ACT Teachers’ Partylist Antonio Tinio, who voted ‘no’ to the first tax reform package of the Rodrigo Duterte administration, tagged alcoholic beverages as a ‘sacred cow’ that has eluded higher taxes in the new law.
In an interview, Tinio said alcoholic beverages were questionably spared from higher taxes in the Tax Reform for Acceleration and Inclusion (TRAIN) bill, signed into law by Duterte on December 19.
“Sacred cow, because TRAIN did not touch on alcohol. Tobacco taxes were raised, there were new taxes were imposed on sugar-sweetened beverages, but alcohol was left out,” explained Tinio in an interview with Manila Today.
In the Sin Tax Law, there is a 4% annual increase on the P20-specific tax rate on alcohol from 2016.
“According to economists, this rate is too low. The sin tax did not appear to lessen alcohol consumption, supposedly the reason why Republic Act (RA) 10351 was passed,” added Tinio.
RA 10351 was an amendment to the taxes imposed on alcohol and tobacco contained in the National Internal Revenue Code of 1997.
The higher excise taxes on alcoholic beverages and cigarettes was passed into law by government towards the end of the year as well; ratified by Congress on December 11 and signed into law by Benigno Aquino III on December 19 in 2012.
Tinio explained that expanded Philhealth coverage would be sourced from the revenues of sin taxes.
The law stipulated that 85% of the new sin taxes revenues would go to health services: 80% of which would go to universal health care under the National Health Insurance Program and 20% for medical assistance and health enhancement facilities program nationwide as determined by the Department of Health. The other 15% would go exclusively to programs to promote economically viable alternatives for tobacco farmers and workers.
Tinio also noted that the administrative regulations for the proper or sure taxation of alcoholic beverages are still not in place.
“It is striking that after five years, the Bureau of Internal Revenue has not implemented in the local alcoholic beverages industry the requirement of the law that all bottles, each bottle of distilled spirits should have an internal revenue stamp that would be proof that the proper taxes have been paid,” said Tinio.
Section 6 of RA 10351 said “Internal revenue stamps, whether of a bar code or fuson design, or other markings shall be firmly and conspicuously affixed or printed on each pack of cigars and cigarettes and bottles of distilled spirits subject to excise tax in the manner and form as prescribed by the Commissioner, upon approval of the Secretary of Finance.”

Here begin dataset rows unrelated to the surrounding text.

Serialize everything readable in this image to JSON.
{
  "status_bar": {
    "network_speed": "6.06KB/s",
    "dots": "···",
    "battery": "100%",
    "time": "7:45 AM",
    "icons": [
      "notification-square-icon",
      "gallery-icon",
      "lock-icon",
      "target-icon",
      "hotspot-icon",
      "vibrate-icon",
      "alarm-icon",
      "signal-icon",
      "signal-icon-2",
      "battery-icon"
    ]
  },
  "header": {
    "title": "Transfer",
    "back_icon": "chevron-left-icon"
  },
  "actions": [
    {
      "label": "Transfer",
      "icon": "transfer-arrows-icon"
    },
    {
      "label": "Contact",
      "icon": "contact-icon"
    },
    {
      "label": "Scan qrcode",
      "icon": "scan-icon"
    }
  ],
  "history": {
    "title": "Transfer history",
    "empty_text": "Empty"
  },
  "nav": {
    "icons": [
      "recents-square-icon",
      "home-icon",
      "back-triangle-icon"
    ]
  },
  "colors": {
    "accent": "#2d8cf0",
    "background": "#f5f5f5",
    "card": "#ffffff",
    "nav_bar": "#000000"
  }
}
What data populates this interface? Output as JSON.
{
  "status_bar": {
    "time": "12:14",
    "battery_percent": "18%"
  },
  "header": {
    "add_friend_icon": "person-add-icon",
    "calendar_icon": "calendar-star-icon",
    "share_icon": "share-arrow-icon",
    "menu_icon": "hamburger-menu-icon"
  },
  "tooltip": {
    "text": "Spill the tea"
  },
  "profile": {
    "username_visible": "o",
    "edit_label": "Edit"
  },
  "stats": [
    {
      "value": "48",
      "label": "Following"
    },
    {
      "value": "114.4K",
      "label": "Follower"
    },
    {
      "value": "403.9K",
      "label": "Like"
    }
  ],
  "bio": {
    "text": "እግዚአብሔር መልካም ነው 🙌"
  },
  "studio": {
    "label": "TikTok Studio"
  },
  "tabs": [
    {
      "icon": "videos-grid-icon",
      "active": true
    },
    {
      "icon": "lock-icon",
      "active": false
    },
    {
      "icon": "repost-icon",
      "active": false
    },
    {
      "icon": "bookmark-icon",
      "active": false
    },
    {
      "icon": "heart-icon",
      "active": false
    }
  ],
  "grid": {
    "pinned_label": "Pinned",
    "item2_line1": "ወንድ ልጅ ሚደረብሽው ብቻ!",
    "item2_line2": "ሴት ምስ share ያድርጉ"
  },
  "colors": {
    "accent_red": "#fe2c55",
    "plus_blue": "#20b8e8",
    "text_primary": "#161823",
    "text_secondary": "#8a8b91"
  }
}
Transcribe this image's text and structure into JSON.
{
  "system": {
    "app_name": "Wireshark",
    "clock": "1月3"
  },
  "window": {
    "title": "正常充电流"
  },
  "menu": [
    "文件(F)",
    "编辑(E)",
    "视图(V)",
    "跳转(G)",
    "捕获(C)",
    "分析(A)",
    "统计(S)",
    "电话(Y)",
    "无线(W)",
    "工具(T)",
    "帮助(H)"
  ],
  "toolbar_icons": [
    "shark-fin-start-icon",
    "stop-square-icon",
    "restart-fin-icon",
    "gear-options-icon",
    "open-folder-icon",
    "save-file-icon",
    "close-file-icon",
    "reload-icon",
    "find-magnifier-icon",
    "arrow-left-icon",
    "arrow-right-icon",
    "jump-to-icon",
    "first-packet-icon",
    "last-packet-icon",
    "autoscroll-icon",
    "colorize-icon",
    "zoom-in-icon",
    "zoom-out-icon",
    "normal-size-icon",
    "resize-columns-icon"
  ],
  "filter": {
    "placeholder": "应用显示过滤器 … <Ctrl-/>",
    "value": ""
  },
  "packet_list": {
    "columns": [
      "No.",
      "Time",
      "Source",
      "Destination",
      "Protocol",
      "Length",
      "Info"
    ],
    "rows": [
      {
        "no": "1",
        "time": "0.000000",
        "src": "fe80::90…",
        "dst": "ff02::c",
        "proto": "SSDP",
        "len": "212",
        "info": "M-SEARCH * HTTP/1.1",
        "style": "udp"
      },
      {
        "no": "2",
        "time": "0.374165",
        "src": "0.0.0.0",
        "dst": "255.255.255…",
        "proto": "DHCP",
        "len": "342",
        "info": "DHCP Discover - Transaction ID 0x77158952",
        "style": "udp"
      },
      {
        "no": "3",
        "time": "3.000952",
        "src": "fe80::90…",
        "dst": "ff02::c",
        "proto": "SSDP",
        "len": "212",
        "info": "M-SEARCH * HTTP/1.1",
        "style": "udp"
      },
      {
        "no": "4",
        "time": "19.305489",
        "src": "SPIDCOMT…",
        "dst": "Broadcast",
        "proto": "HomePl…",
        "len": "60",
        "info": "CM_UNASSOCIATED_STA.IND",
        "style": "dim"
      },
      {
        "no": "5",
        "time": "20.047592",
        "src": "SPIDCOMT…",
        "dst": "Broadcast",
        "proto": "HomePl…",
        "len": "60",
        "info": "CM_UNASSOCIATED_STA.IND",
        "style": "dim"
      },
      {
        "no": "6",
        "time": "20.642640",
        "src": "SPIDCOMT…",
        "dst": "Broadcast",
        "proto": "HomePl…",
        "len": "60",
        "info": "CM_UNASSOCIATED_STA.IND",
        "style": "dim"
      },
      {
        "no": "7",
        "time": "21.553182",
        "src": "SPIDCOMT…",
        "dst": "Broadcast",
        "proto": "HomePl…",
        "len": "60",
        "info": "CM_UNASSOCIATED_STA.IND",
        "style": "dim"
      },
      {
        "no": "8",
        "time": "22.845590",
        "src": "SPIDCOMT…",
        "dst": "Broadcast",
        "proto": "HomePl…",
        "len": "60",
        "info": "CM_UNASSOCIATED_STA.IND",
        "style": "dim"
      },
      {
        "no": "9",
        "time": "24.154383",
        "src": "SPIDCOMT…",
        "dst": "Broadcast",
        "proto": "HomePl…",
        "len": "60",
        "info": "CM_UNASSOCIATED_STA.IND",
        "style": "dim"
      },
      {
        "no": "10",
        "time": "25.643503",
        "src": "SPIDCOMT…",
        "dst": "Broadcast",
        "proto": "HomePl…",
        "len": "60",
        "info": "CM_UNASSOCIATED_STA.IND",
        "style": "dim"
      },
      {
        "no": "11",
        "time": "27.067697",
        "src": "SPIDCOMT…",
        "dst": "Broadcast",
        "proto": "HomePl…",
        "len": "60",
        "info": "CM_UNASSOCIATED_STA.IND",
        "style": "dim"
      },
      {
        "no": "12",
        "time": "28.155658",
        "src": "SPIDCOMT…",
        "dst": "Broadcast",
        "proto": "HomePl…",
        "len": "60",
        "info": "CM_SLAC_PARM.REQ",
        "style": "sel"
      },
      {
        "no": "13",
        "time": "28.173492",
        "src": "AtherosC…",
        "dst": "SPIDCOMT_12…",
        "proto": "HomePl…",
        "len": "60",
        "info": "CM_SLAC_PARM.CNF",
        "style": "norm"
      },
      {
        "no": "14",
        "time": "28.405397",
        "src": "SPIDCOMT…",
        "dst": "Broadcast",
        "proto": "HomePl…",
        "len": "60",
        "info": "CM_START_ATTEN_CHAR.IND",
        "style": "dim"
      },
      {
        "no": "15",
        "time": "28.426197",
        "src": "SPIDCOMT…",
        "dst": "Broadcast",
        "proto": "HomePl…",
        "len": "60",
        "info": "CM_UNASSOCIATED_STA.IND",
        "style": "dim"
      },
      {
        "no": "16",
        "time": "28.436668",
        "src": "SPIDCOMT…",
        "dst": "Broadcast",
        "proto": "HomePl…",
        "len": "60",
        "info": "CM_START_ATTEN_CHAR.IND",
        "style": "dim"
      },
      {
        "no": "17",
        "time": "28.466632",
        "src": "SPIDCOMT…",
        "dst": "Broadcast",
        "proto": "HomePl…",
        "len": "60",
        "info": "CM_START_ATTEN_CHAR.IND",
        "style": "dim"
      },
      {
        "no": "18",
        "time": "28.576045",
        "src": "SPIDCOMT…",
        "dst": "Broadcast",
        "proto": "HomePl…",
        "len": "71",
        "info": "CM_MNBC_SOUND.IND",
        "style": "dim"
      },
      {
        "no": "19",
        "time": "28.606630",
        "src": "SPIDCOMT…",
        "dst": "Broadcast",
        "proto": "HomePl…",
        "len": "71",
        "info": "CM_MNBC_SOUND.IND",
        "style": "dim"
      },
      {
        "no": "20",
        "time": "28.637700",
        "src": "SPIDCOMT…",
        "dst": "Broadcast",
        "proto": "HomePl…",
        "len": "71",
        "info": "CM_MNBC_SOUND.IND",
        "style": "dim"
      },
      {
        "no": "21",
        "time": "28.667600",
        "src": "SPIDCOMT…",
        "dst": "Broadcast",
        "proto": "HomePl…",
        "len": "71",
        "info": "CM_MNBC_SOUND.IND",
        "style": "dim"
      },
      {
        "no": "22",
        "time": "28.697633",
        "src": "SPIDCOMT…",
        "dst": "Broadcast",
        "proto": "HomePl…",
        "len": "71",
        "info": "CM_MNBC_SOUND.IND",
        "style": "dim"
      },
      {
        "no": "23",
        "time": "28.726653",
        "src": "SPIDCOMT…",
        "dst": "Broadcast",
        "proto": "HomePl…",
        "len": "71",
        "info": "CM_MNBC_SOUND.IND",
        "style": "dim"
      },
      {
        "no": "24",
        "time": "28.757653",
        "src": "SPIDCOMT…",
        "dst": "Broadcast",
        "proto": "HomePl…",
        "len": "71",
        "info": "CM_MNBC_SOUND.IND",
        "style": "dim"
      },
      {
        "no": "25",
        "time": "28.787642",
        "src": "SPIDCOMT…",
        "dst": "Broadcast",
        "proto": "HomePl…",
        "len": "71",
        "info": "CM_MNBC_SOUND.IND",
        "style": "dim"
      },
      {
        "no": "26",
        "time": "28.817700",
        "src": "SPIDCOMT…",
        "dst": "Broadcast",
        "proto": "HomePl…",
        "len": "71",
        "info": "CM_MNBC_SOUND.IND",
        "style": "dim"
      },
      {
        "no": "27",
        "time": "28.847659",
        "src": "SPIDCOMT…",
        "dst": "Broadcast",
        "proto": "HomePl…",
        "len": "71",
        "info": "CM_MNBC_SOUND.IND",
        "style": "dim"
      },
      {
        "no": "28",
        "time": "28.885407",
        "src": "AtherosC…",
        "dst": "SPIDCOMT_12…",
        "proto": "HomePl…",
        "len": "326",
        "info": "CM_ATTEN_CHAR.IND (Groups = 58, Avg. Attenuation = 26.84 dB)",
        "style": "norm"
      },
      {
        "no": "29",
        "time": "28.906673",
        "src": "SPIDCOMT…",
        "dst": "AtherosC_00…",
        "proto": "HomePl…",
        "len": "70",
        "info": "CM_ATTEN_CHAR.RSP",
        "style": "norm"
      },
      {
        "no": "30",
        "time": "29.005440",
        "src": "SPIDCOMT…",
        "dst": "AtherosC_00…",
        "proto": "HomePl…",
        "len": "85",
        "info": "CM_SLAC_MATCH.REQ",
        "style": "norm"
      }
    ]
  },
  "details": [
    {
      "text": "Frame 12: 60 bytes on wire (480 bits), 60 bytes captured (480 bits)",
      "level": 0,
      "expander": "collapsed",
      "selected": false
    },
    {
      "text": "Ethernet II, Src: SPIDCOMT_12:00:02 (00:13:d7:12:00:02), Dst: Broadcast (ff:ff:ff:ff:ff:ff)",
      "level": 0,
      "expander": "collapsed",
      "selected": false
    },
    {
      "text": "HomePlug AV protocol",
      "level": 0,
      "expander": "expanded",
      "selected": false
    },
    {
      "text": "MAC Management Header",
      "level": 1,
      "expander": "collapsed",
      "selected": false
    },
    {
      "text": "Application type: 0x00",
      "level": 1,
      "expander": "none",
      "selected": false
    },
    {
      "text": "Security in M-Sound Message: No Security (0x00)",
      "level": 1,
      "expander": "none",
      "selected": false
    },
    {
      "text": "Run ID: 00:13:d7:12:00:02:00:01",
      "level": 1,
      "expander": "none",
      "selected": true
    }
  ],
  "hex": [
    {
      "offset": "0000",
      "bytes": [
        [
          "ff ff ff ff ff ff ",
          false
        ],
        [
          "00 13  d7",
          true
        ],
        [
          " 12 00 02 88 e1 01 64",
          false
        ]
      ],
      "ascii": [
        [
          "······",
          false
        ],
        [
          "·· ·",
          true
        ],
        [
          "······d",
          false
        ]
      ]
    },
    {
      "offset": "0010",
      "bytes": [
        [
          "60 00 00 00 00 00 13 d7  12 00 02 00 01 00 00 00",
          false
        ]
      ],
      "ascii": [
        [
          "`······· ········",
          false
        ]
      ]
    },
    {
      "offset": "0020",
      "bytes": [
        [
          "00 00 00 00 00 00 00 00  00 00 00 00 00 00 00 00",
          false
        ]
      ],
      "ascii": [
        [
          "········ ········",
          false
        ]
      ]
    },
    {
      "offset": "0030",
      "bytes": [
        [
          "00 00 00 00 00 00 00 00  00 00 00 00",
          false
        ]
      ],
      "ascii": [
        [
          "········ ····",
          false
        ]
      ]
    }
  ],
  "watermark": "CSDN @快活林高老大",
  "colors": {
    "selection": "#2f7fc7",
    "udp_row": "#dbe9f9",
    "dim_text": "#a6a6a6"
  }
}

“The law requires that each pack of cigarettes should have a stamp. This was how Mighty got caught,” he said.
He added that what is more striking is that in the law itself, fermented liquors like beer are exempted from this requirement. Tinio lamented this is such a big loophole in the law that can be exploited by producers.
“So alcoholic beverages is a sacred cow, meaning, local producers of alcohol are influential and protected,” he concluded.
Some surmise the omission of higher tax rates on alcohol in the TRAIN would favor San Miguel Corporation owner Ramon Ang, whom Tinio noted to be ‘an oligarch whom Duterte praised among oligarchs he usually lambast in previous speeches’.
Ang was said to be Duterte’s friend and campaign funder, also to whom the Philippine Daily Inquirer would be sold after Duterte’s tirades against the newspaper when it was still publishing it’s ‘Kill List’ in the war on drugs.
Tinio said that there should be no ‘sacred cows’ such as alcohol if the government is looking to gain more revenues from taxation, as well as not burden the people with new and higher taxes when it cannot raise or properly collect taxes from businesses or ‘sin products’ like alcohol.